Balaramapuram Weavers: Preserving Tradition, Embracing Innovation, & Elevating Community
In the heart of Kerala's capital, Thiruvananthapuram lies the bustling panchayat of Balaramapuram. With its rich history, vibrant culture, and a community of weavers deeply rooted in tradition, the town is synonymous with the art of handloom weaving and is a testament to the resilience of a community whose legacy spans generations. In working with the artisans of the community, the team at Mirali has witnessed firsthand the passion, expertise, and generational knowledge that these artisans brought to their craft. This is what also helped us understand that the legacy of this weaving community deserves not just preservation but elevation.
A Glimpse into the History & Modern-Day Challenges of Balaramapuram
Balaramapuram's journey as a weaving hub began during the reign of Maharaja Balarama Varma in the late 18th century. His vision was to transform Balaramapuram and its surrounding areas into an agro-based industrial hub with various industries, including paddy and coconut cultivation, fishing, weaving, and oil extraction. During his rule, seven weaver families known as Shaliars, were brought from Tamil Nadu to weave fabrics for the royal family. Their settlement here, at what is now known as the Shaliar Street, laid the foundation for the locale’s weaving heritage - with the panchayat becoming synonymous with handloom weaving and being named after the Maharaja himself. The weavers with ancestral knowledge and a passion for their craft, wove fabrics from cotton, using traditional throw-shuttle pit looms. They were dedicated to preserving time-honoured techniques, forgoing modern appliances even for weaving intricate designs. The resultant Balaramapuram Handloom fabric became renowned for its unparalleled beauty and quality, and has continued to hold that value ever since.
However, the weavers of Balaramapuram now face challenges that threaten the survival of their craft. The emergence of power looms and a decline in textile prices have created an economic struggle for the community. The younger generation, enticed by opportunities in other sectors, is drifting away from the weaving tradition. The weavers' overhead costs far exceed those of mass-producing textile factories, making it difficult for them to compete in today's economy. Varieties of woven clothes that were once the exclusive domain of handloom weavers are now produced on power looms, intensifying the competition. Even during Onam, the erstwhile ‘best season’ for the weaving community, many were struggling for financial stability. But amidst these challenges, there is hope. The demand for handloom products continues to grow - reflecting a yearning for authenticity and quality, and providing hope for traditional weavers.
The Mirali - Balaramapuram Connection
At Mirali, we're not just in the business of fashion; we're in the business of storytelling, weaving tales of heritage, innovation, and the human spirit. Our journey has taken us to the heart of Kerala's cultural treasure, Balaramapuram, where we've had the privilege of collaborating with a community of weavers whose roots run deep in tradition. Our bond with Balaramapuram was serendipitous - born out of a college friendship. When the idea for Mirali was conceived, it was during the challenging times of the COVID-19 pandemic. Seeking to source fabrics for our Onam collection, we stumbled upon the traditional cream and gold fabric that would become the cornerstone of our brand's identity. During a time when most traditional artisans struggled immensely, the weavers of Balaramapuram were able to make a decent livelihood owing to brands like Mirali and others e-commerce focused businesses.
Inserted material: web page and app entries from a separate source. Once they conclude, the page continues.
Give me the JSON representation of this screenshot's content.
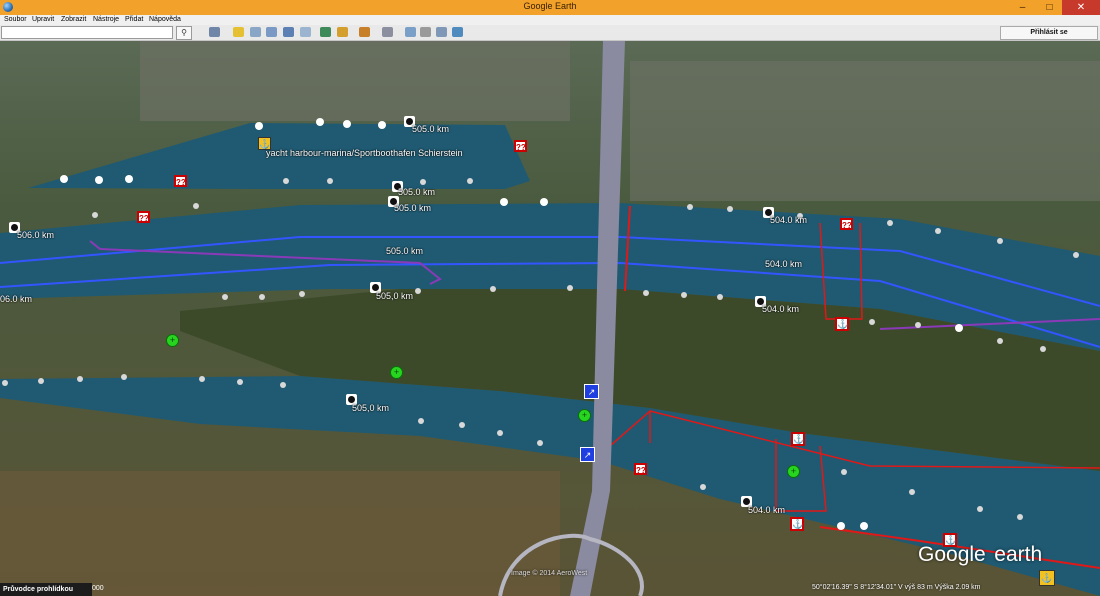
{
  "window": {
    "title": "Google Earth",
    "minimize": "–",
    "maximize": "□",
    "close": "✕"
  },
  "menu": [
    "Soubor",
    "Upravit",
    "Zobrazit",
    "Nástroje",
    "Přidat",
    "Nápověda"
  ],
  "toolbar": {
    "search_value": "",
    "search_icon": "search-icon",
    "signin_label": "Přihlásit se"
  },
  "map": {
    "labels": {
      "km_506_0": "506.0 km",
      "km_506_0_b": "06.0 km",
      "km_505_0_top": "505.0 km",
      "km_505_0_a": "505.0 km",
      "km_505_0_b": "505.0 km",
      "km_505_0_mid": "505.0 km",
      "km_505_0_island": "505,0 km",
      "km_505_0_lower": "505,0 km",
      "km_504_0_top": "504.0 km",
      "km_504_0_a": "504.0 km",
      "km_504_0_b": "504.0 km",
      "km_504_0_lower": "504.0 km",
      "marina": "yacht harbour-marina/Sportboothafen Schierstein",
      "question": "??",
      "anchor": "⚓"
    },
    "colors": {
      "river": "#1f5a72",
      "bank_line": "#3355ff",
      "red_line": "#e01818",
      "purple_line": "#8a3ab8"
    },
    "credit": "Image © 2014 AeroWest",
    "status_coords": "50°02'16.39\" S   8°12'34.01\" V   výš  83 m   Výška    2.09 km",
    "logo_main": "Google",
    "logo_suffix": "earth",
    "tour_guide": "Průvodce prohlídkou",
    "tour_num": "000"
  }
}
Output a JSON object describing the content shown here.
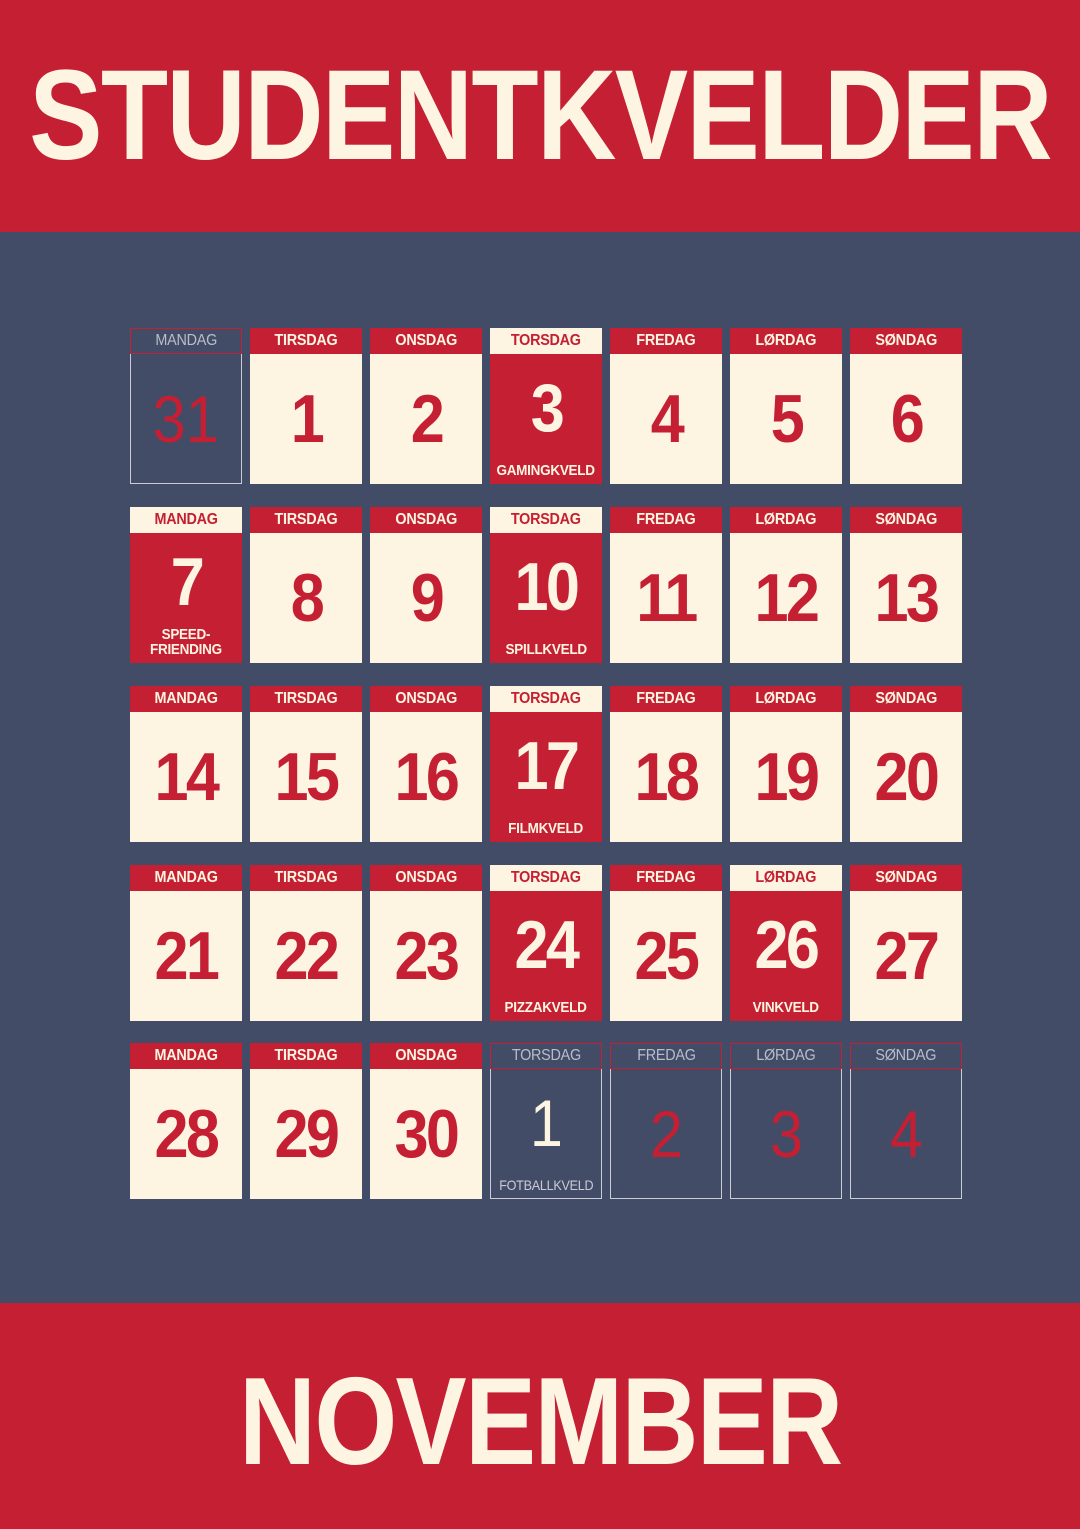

For our founder Rathu Krishna, it was an epiphany. As someone who had always cherished the comfort and authenticity of handloom textiles, Balaramapuram's weavers offered the perfect synergy between tradition and contemporary fashion. This is how Mirali’s journey with this remarkable community began. Mirali's initial collection focused on comfortable,handloom-based attire for children. It was a perfect marriage of tradition and modernity, capturing the essence of Balaramapuram's weavers and their craftsmanship. Rathu's personal connection and the kinship she felt with the artisans have fueled Mirali's commitment to this community. As a brand, they understand the weavers' generational knowledge and unwavering dedication to preserving their craft.
The Path to A Better Future
The challenges faced by the weavers of Balaramapuram demand innovative solutions for their craft and community. From creating diverse and contemporary design objects with a demand in the market, to working closely with weavers to experiment with materials and techniques, there are many things that Mirali as a brand hopes to do, to breathe new life into this traditional industry. One of the primary concerns for most modern day weavers is the need for stable income and reshaping the traditional compensation model can also help the community thrive, inspiring the next generation to carry forward their heritage. Ultimately, the aim is not just to create demand for handloom products but to educate people about their comfort and value as well.
While we talk about the weavers of Balaramapuram, let us remember that their craft is not just about fabric; it's about the threads that bind generations, culture, and heritage. Balaramapuram is more than just a place; it's a sanctuary of tradition, a testament to the artistry of its weavers, and a beacon of hope for a community facing challenges. Mirali as a brand hopes to be a bridge between the past and the future, between tradition and innovation. Together, the brand and community can help weave a stronger narrative for the future of the handloom industry, revive traditions, make innovations and craft a brighter future, one thread at a time.